Three Ardoyne families are taking the unprecedented step today of going to the high court to seek a judicial review into the validity of the inquest into the controversial SAS and RUC killings of their loved ones.
The families of IRA men Jackie Mailey, James Mulvenna and Denis ’Dinny’ Brown have launched a test case in the high court in Belfast. Justice Kerr will hear the application for leave to apply for judicial review – the first stage of the proceedings – this morning.
The families are asking the court to quash the inquest into the three men’s deaths, which took place in 1980, and to order a fresh inquest.
Angela Richie from solicitors Madden and Finucane said the reason was that vital papers concerning the killings at the Ballysillan Post Office telecommunications depot were not submitted at the original inquest.
“The families are asking the Court to order that the Chief Constable of the PSNI now provide the Coroner with all material which is in the possession of the police, but which had been withheld from the coroner at the time he held the original inquest,” she said.
Ms Richie said it had been established in the cases of Pearse Jordan – shot by the RUC in 1992 – and Peter Thompson – shot dead by the British army in 1990 – that the RUC were “spoon-feeding” the coroner selected information.
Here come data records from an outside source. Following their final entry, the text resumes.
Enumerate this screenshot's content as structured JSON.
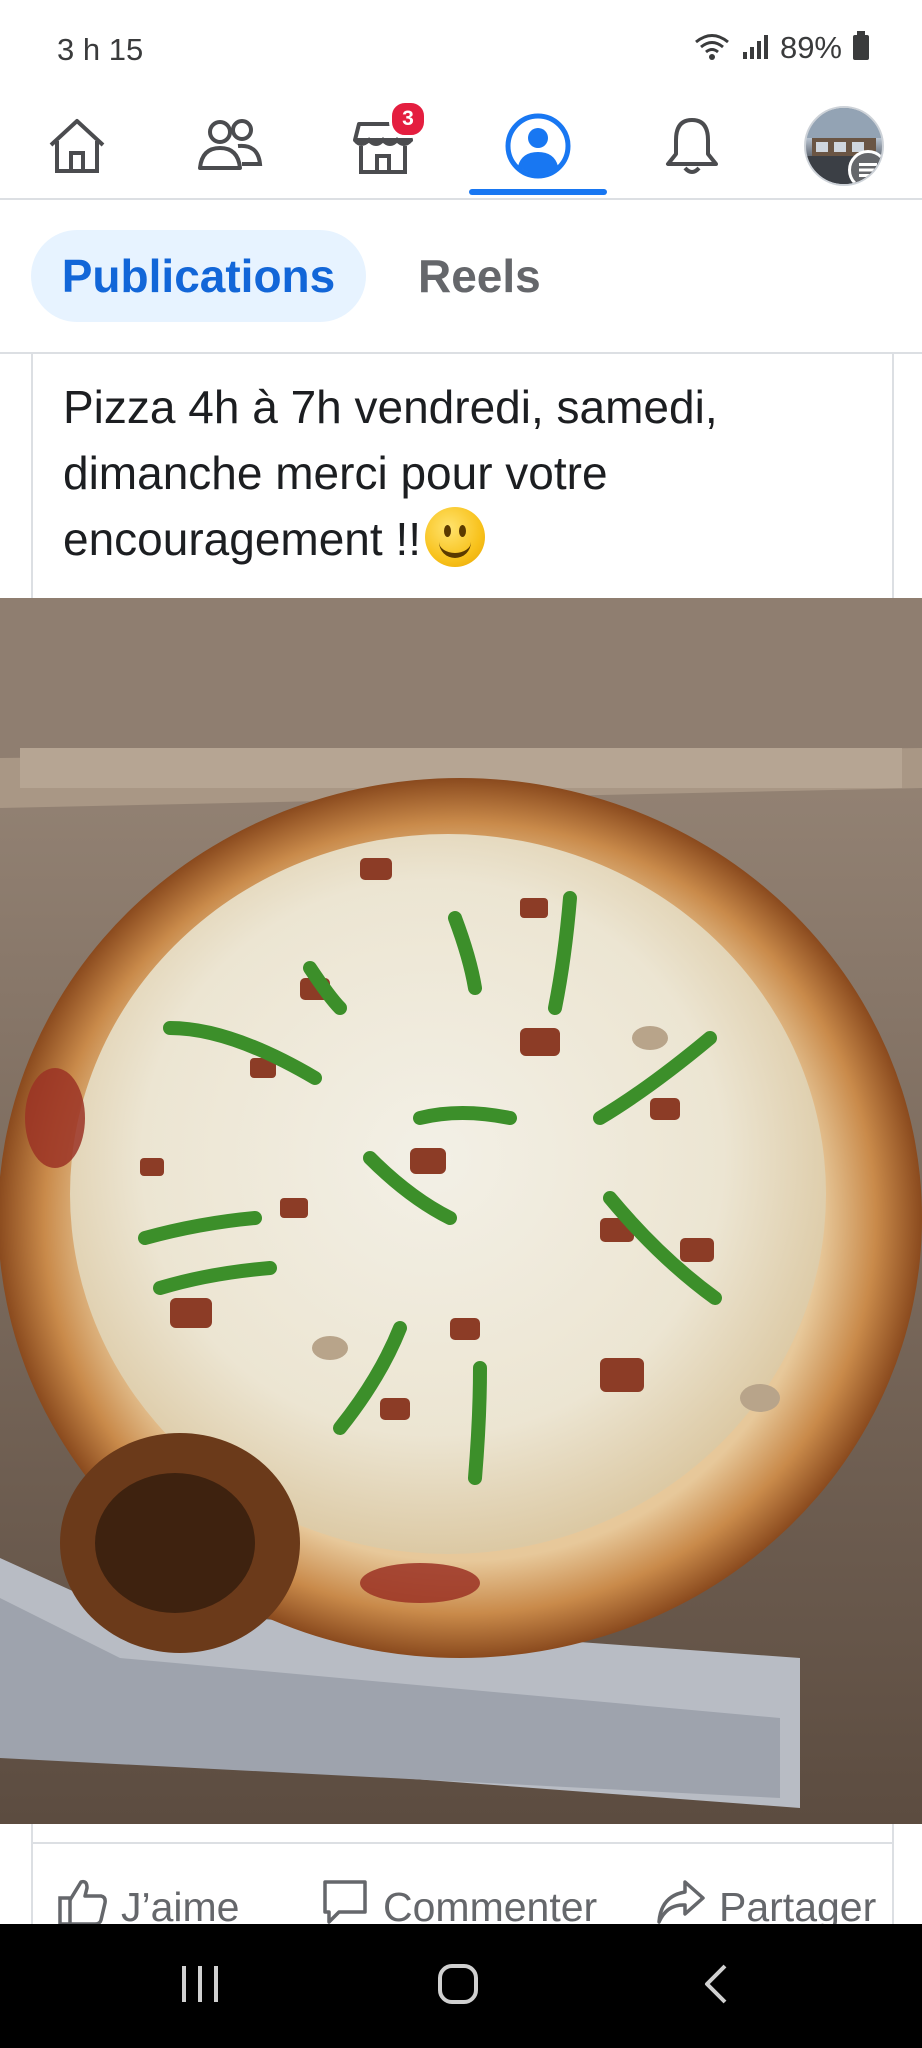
{
  "status_bar": {
    "time": "3 h 15",
    "battery": "89%"
  },
  "nav": {
    "items": [
      {
        "name": "home"
      },
      {
        "name": "friends"
      },
      {
        "name": "marketplace",
        "badge": "3"
      },
      {
        "name": "profile",
        "active": true
      },
      {
        "name": "notifications"
      },
      {
        "name": "menu-avatar"
      }
    ],
    "accent_color": "#1877f2"
  },
  "tabs": {
    "publications": "Publications",
    "reels": "Reels",
    "active": "publications"
  },
  "post": {
    "text": "Pizza 4h à 7h vendredi, samedi, dimanche merci pour votre encouragement !!",
    "emoji": "smiling-face-emoji",
    "image": "pizza-photo"
  },
  "actions": {
    "like": "J’aime",
    "comment": "Commenter",
    "share": "Partager"
  },
  "colors": {
    "badge": "#e41e3f",
    "tab_active_bg": "#e7f3ff",
    "tab_active_text": "#1266d8"
  }
}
“We now know, from the inquests which are ongoing for the Jordan and Thompson families, that when the RUC was providing coroners with evidence and material which the Coroners required to conduct the inquests, that the RUC decided themselves what evidence was relevant and what should be provided to the Coroner.”